* Exercise instructions *
Please copy out each line of the entries in which "NOVAGRACIE" appears.

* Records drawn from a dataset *
================================

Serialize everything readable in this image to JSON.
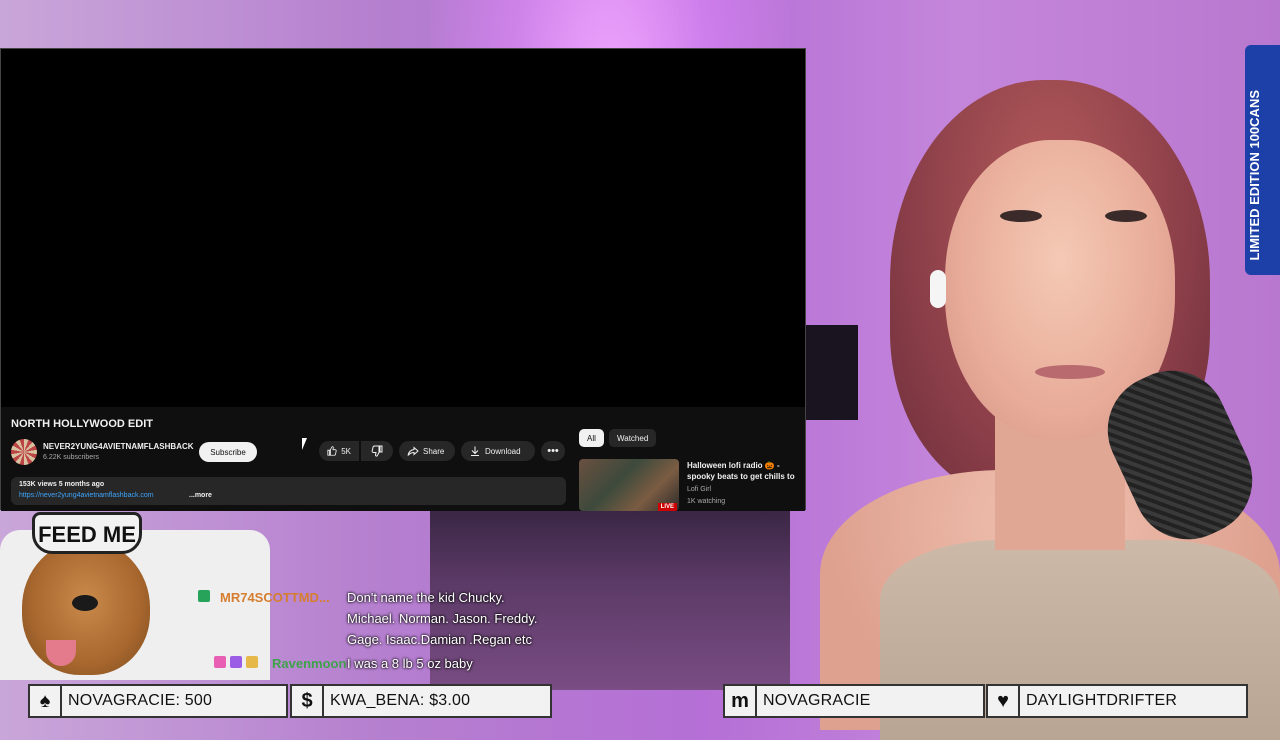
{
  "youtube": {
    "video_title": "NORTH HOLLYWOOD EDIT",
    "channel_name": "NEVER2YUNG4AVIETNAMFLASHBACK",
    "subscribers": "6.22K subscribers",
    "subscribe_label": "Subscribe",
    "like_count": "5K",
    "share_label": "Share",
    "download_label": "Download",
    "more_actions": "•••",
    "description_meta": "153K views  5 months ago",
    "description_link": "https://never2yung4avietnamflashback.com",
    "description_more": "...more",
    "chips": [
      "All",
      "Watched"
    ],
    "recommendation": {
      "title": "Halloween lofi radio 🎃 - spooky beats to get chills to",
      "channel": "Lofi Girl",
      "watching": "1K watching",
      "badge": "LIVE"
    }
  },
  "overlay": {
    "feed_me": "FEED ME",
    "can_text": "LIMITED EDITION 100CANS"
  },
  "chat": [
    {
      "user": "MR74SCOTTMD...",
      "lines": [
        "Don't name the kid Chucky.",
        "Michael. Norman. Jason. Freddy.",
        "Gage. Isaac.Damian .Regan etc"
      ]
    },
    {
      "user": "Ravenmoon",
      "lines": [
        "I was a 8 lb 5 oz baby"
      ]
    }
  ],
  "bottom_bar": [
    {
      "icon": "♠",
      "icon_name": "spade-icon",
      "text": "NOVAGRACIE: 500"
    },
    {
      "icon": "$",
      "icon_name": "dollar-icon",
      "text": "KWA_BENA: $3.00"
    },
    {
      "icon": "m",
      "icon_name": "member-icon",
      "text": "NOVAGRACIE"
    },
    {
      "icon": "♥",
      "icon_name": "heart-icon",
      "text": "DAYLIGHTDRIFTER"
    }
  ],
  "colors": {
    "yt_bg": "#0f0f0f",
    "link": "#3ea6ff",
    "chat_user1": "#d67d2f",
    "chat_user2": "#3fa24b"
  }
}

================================

* Problem solution *
      "text": "NOVAGRACIE: 500"
      "text": "NOVAGRACIE"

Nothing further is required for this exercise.